* TASK TO CARRY OUT *
Only lines holding the string "color" are wanted; copy each one from the material.

* PROVIDED MATERIAL *
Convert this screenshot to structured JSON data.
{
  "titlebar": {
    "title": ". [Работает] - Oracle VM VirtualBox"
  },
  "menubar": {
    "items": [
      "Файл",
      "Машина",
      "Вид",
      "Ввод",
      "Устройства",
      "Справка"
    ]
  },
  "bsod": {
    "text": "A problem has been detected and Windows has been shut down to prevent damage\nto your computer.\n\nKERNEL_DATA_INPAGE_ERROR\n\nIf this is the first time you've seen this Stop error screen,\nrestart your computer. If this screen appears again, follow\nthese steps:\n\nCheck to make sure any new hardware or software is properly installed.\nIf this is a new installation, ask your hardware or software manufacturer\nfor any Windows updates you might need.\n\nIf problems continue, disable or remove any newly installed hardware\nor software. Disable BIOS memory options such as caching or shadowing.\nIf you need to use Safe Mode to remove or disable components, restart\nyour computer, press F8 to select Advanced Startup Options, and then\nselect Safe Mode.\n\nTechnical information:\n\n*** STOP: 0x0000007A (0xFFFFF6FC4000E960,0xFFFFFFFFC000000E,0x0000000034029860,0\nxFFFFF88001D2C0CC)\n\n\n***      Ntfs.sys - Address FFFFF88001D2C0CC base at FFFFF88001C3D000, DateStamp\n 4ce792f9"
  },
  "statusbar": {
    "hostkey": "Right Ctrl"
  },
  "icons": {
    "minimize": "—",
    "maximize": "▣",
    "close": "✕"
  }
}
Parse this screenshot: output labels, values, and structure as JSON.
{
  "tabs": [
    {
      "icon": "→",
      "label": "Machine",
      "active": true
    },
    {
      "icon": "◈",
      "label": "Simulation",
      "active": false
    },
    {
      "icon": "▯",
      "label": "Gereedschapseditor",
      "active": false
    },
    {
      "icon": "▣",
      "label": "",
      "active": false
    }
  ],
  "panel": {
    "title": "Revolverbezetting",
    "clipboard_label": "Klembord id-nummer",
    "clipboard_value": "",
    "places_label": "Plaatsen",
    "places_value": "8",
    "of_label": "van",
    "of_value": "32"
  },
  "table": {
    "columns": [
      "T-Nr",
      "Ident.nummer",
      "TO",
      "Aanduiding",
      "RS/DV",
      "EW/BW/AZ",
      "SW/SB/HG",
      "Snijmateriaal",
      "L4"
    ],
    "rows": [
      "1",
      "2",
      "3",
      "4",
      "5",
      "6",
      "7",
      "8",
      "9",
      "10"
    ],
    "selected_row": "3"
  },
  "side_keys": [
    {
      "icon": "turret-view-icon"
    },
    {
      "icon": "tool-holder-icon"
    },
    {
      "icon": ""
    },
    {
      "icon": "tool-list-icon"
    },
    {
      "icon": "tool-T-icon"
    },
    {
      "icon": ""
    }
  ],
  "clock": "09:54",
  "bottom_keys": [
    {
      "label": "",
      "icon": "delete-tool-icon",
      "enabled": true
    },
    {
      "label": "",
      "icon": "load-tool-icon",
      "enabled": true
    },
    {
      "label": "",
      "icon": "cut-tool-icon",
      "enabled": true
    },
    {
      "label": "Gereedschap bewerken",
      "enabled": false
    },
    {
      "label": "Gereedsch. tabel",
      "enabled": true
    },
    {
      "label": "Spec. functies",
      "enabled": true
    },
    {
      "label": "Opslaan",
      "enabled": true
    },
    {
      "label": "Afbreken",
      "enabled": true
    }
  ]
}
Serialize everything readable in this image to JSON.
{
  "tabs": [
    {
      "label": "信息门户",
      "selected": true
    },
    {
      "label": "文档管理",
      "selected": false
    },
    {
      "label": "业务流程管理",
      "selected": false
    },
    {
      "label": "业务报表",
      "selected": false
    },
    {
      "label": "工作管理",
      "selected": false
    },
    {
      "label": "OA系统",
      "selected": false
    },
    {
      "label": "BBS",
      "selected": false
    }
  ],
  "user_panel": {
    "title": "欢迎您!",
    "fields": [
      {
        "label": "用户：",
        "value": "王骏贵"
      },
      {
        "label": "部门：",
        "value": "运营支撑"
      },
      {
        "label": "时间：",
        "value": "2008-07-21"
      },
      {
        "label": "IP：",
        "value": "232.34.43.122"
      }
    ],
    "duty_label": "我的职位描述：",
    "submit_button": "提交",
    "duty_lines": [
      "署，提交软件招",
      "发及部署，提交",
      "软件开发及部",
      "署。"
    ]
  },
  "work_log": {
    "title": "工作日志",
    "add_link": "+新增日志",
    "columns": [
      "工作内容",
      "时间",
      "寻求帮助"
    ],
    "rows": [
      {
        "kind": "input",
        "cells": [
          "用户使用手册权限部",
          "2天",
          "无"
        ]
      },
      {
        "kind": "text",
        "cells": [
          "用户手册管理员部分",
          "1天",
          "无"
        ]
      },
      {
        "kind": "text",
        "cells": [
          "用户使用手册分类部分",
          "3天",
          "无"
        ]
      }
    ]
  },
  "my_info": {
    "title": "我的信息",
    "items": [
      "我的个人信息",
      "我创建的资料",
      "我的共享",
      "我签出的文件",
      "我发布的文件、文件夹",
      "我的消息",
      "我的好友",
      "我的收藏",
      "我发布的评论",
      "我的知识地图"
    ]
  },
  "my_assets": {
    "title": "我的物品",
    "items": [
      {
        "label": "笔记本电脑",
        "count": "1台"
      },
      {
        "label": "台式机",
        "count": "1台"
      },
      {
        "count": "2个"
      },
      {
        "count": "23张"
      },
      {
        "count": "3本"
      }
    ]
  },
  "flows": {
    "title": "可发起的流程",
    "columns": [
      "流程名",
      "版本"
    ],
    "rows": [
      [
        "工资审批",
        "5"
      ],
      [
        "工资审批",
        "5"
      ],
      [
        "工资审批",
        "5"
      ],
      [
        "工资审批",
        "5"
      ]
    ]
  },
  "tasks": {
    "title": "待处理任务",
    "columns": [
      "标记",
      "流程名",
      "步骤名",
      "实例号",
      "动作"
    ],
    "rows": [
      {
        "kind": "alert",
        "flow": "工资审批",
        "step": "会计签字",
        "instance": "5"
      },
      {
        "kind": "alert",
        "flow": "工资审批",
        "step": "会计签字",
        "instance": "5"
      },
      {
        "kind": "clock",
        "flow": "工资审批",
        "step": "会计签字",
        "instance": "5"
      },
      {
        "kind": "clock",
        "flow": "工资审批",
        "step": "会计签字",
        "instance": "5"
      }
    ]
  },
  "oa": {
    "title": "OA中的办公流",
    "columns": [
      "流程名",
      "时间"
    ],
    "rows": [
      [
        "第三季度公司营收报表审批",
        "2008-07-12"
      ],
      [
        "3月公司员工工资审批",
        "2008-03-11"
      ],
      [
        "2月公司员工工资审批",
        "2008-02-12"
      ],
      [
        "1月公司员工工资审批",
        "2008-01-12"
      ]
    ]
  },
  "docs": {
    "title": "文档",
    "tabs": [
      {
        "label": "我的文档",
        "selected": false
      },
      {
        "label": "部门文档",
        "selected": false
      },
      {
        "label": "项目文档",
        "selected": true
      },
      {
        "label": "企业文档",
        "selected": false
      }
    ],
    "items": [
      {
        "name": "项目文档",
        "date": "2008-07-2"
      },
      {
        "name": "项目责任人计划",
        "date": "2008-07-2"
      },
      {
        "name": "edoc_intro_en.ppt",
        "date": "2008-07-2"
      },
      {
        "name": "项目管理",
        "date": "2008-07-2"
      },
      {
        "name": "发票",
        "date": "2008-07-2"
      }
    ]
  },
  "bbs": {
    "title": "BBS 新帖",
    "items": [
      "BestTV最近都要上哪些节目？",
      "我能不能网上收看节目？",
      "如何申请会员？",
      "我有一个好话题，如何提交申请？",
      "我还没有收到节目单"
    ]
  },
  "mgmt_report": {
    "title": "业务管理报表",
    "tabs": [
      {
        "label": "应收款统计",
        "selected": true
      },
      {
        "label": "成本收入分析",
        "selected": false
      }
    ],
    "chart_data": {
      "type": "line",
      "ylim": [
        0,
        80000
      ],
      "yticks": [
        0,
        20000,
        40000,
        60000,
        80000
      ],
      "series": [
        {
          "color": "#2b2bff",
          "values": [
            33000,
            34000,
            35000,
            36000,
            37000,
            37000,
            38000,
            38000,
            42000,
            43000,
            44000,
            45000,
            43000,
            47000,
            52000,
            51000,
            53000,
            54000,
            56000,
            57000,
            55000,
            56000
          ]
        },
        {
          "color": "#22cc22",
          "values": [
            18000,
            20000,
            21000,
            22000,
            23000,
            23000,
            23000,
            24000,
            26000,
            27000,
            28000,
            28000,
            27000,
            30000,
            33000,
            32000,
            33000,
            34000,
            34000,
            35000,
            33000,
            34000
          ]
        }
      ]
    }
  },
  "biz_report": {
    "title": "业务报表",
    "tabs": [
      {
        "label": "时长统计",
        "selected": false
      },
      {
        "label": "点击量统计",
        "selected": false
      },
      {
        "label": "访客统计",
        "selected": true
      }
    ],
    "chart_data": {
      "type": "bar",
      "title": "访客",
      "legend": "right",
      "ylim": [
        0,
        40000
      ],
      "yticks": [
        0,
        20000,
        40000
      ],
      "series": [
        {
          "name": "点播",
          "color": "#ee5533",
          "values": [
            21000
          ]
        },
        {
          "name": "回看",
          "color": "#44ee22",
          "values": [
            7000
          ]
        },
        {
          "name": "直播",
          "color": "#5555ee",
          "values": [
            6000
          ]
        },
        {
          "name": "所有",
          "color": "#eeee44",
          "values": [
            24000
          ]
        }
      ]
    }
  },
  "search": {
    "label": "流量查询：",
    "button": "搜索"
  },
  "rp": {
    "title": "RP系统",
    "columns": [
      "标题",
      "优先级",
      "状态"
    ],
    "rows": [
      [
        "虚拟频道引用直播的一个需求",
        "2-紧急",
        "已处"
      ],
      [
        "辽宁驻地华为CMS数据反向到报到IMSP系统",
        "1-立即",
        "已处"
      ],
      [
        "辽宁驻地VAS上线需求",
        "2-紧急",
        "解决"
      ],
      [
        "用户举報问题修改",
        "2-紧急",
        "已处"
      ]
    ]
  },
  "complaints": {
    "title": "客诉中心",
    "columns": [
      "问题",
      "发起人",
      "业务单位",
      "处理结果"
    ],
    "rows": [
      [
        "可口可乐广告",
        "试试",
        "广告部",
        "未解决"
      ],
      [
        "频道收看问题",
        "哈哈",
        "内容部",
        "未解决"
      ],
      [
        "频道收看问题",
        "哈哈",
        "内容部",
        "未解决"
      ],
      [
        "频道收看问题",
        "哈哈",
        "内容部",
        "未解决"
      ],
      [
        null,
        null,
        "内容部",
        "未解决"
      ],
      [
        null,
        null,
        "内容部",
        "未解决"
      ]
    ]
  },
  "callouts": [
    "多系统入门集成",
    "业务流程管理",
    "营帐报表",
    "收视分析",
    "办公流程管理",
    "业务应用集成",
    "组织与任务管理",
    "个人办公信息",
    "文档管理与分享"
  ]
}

* SOLUTION *
          "color": "#2b2bff",
          "color": "#22cc22",
          "color": "#ee5533",
          "color": "#44ee22",
          "color": "#5555ee",
          "color": "#eeee44",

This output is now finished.